Records from a dataset
━━━━━━━━━━━━━━━━━━━━━━━━━━━━━━

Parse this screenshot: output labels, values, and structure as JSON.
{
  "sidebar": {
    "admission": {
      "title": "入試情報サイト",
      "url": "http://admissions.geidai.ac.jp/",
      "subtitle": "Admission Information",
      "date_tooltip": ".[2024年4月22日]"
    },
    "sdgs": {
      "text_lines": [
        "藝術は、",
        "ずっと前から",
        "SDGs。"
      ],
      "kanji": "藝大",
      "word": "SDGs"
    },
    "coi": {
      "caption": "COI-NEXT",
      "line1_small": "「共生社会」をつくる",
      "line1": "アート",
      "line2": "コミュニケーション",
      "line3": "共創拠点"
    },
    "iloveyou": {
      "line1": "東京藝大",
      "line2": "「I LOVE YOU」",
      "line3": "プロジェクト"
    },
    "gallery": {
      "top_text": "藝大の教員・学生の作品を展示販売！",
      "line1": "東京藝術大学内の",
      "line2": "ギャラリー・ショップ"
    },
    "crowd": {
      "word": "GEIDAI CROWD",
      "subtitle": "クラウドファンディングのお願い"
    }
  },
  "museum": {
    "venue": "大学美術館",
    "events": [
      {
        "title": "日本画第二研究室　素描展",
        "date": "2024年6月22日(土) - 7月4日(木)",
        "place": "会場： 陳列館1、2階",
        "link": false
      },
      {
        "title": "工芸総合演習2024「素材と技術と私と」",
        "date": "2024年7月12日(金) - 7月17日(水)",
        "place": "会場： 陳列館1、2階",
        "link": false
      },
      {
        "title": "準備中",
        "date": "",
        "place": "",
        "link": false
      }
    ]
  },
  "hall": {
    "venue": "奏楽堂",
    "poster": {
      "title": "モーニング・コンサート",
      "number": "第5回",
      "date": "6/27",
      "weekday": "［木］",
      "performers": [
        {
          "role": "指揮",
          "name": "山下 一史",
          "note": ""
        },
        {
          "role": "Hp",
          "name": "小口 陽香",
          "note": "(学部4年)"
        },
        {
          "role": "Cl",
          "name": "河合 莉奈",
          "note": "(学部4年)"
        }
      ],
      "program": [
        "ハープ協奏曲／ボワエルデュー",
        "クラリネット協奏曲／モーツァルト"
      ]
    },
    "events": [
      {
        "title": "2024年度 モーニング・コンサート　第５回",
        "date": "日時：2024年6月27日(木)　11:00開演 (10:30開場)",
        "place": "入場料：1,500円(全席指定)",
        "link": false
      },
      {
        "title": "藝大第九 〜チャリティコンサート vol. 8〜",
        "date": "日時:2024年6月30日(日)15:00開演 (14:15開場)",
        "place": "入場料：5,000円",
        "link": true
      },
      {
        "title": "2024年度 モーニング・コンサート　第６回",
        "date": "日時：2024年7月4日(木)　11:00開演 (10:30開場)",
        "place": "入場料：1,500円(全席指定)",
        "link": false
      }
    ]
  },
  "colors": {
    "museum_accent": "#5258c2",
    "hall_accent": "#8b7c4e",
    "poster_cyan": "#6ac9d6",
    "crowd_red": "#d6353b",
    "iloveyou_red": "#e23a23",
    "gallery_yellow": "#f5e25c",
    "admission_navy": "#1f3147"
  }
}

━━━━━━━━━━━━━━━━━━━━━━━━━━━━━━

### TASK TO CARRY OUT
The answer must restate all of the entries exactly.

### YOUR SOLUTION
Parse this screenshot: output labels, values, and structure as JSON.
{
  "sidebar": {
    "admission": {
      "title": "入試情報サイト",
      "url": "http://admissions.geidai.ac.jp/",
      "subtitle": "Admission Information",
      "date_tooltip": ".[2024年4月22日]"
    },
    "sdgs": {
      "text_lines": [
        "藝術は、",
        "ずっと前から",
        "SDGs。"
      ],
      "kanji": "藝大",
      "word": "SDGs"
    },
    "coi": {
      "caption": "COI-NEXT",
      "line1_small": "「共生社会」をつくる",
      "line1": "アート",
      "line2": "コミュニケーション",
      "line3": "共創拠点"
    },
    "iloveyou": {
      "line1": "東京藝大",
      "line2": "「I LOVE YOU」",
      "line3": "プロジェクト"
    },
    "gallery": {
      "top_text": "藝大の教員・学生の作品を展示販売！",
      "line1": "東京藝術大学内の",
      "line2": "ギャラリー・ショップ"
    },
    "crowd": {
      "word": "GEIDAI CROWD",
      "subtitle": "クラウドファンディングのお願い"
    }
  },
  "museum": {
    "venue": "大学美術館",
    "events": [
      {
        "title": "日本画第二研究室　素描展",
        "date": "2024年6月22日(土) - 7月4日(木)",
        "place": "会場： 陳列館1、2階",
        "link": false
      },
      {
        "title": "工芸総合演習2024「素材と技術と私と」",
        "date": "2024年7月12日(金) - 7月17日(水)",
        "place": "会場： 陳列館1、2階",
        "link": false
      },
      {
        "title": "準備中",
        "date": "",
        "place": "",
        "link": false
      }
    ]
  },
  "hall": {
    "venue": "奏楽堂",
    "poster": {
      "title": "モーニング・コンサート",
      "number": "第5回",
      "date": "6/27",
      "weekday": "［木］",
      "performers": [
        {
          "role": "指揮",
          "name": "山下 一史",
          "note": ""
        },
        {
          "role": "Hp",
          "name": "小口 陽香",
          "note": "(学部4年)"
        },
        {
          "role": "Cl",
          "name": "河合 莉奈",
          "note": "(学部4年)"
        }
      ],
      "program": [
        "ハープ協奏曲／ボワエルデュー",
        "クラリネット協奏曲／モーツァルト"
      ]
    },
    "events": [
      {
        "title": "2024年度 モーニング・コンサート　第５回",
        "date": "日時：2024年6月27日(木)　11:00開演 (10:30開場)",
        "place": "入場料：1,500円(全席指定)",
        "link": false
      },
      {
        "title": "藝大第九 〜チャリティコンサート vol. 8〜",
        "date": "日時:2024年6月30日(日)15:00開演 (14:15開場)",
        "place": "入場料：5,000円",
        "link": true
      },
      {
        "title": "2024年度 モーニング・コンサート　第６回",
        "date": "日時：2024年7月4日(木)　11:00開演 (10:30開場)",
        "place": "入場料：1,500円(全席指定)",
        "link": false
      }
    ]
  },
  "colors": {
    "museum_accent": "#5258c2",
    "hall_accent": "#8b7c4e",
    "poster_cyan": "#6ac9d6",
    "crowd_red": "#d6353b",
    "iloveyou_red": "#e23a23",
    "gallery_yellow": "#f5e25c",
    "admission_navy": "#1f3147"
  }
}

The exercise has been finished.